Three’s the Charm
“We are seeing a little bit of a push back on overly creative cocktails with tons of ingredients in favor of simpler execution-driven cocktails,” says Erik Adkins, Bar Director at The Slanted Door Group in San Francisco. Author and cocktail consultant Kim Haasarud of Liquid Architecture says “awesome three-ingredient cocktails” are becoming popular, citing ease and speed of service and the options based on the breadth and depth of flavors available from ingredients such as amaro.
Casey and Haasarud are seeing more blue drinks—colored with blue Curaçao or the flavorless ingredient of the moment, butterfly pea flower—emerge as fun options for “serious” cocktails. “Blue drinks are hot again,” says Casey. “People are wanting fun in their lives and so blue plays into that whole playful arena, as does the tiki tropical trend.” Haasarud says more tropical flavors introduced into classic cocktails, like a Coconut Old-Fashioned or a Charred Pineapple Daiquiri, are winners, while Casey says Piña Coladas reborn—made with mezcal, whiskey or even Scotch, using clarified pineapple juice and coconut foam, hand shaken rather than blended—are back: “Everyone loves coladas!”
From South of the Border
Mezcal continues to explode—in brands and volume—if off a very tiny base, mostly on the backs of barteners adopting it as one of their favorite spirits. Seger mentions that mezcal has increasingly found its way to consumers via twists on classic recipes—Negronis, Margaritas, Old-Fashioneds and Bloody Marias. “People have become increasingly aware of mezcal in the past few years and are now consistently calling for mezcal drinks,” says Jon Santer of Prizefighter. Meanwhile, tequila continues its high single-digit annual volume growth and higher-end expressions are becoming call brands, say participants.
New Vs. Unique

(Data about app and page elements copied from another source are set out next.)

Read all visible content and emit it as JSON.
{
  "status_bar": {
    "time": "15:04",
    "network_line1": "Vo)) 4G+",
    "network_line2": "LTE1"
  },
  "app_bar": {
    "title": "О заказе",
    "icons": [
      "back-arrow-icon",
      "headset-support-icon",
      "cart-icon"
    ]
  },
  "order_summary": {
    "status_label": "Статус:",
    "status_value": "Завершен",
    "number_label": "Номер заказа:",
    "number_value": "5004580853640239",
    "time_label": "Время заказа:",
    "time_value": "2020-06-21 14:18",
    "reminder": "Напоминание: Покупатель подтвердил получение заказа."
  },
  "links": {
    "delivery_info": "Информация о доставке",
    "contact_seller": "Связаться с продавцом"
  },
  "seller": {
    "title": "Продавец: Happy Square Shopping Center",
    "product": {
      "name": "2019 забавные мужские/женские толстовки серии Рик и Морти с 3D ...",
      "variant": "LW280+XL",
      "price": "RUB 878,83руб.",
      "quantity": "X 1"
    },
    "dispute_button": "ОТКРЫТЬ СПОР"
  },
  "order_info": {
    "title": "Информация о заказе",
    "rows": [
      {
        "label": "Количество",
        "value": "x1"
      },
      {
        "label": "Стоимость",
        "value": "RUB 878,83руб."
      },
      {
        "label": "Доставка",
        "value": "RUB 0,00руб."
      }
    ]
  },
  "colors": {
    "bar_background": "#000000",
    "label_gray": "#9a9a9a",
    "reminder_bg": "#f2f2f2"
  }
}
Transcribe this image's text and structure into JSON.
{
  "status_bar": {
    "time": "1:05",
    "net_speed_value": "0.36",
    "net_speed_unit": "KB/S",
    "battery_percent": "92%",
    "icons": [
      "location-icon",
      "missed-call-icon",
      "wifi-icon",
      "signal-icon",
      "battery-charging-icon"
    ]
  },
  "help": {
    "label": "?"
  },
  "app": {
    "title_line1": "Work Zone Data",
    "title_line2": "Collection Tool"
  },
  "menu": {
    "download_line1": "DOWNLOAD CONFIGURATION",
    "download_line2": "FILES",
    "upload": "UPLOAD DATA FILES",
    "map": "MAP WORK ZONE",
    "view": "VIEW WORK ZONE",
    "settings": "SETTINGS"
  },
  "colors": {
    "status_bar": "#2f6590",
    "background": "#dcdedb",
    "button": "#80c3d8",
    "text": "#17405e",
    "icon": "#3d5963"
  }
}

Of course, the thing about trends is that they are, by definition, about change. Shifts are to be expected. As is overlap. “I never really thought in terms of trends,” says Derik Cortez, commenting on the all-new drinks menu he developed at the recently opened Jazz, TX in San Antonio. And yet, the selection of ten drinks (each $12) at the upscale jazz club features an Old-Fashioned (#5), plus tea (#2), blue tincture (#7), both a tequila and a mezcal cocktail (#8) and a three-ingredient take on a Hoffman House (#6). “Classic cocktails have been battle-tested, so we didn’t stray too far away from that,” says Cortez. “We might have used different ingredients, but they weren’t so out of the box that people couldn’t tell what we were going for.”
For their Spanish G & Tea, for example, he recalls, “I used the butterfly pea tea initially just for color. After experimenting, I realized it brought an herbal aspect that I really enjoyed. The end result was a purple foam on top of a traditional gin and tonic incorporating all of the botanicals in the foam along with sweetness, citrus and herbal notes.” The cocktail serves as an apt reminder that elements which have been stirred, shaken and served countless times before, can still be called upon by savvy bartenders to create something unique if not entirely new.
Perhaps more often than ever, cocktail menus are being used by restaurants and bars to define themselves. In this context, we can often see how trends can gain even more momentum as establishments customize cocktails. To wit: at Bar Uni, a Japan-inspired cocktail bar and seafood restaurant opened recently in Brooklyn, the tweaks on classics include a Yuzu Collins, an Okinawa Old-Fashioned and a shochu-accented Moscow Mule. Guests at Bar Uni are able to sample the latest general trends, through the lens of a specific perspective.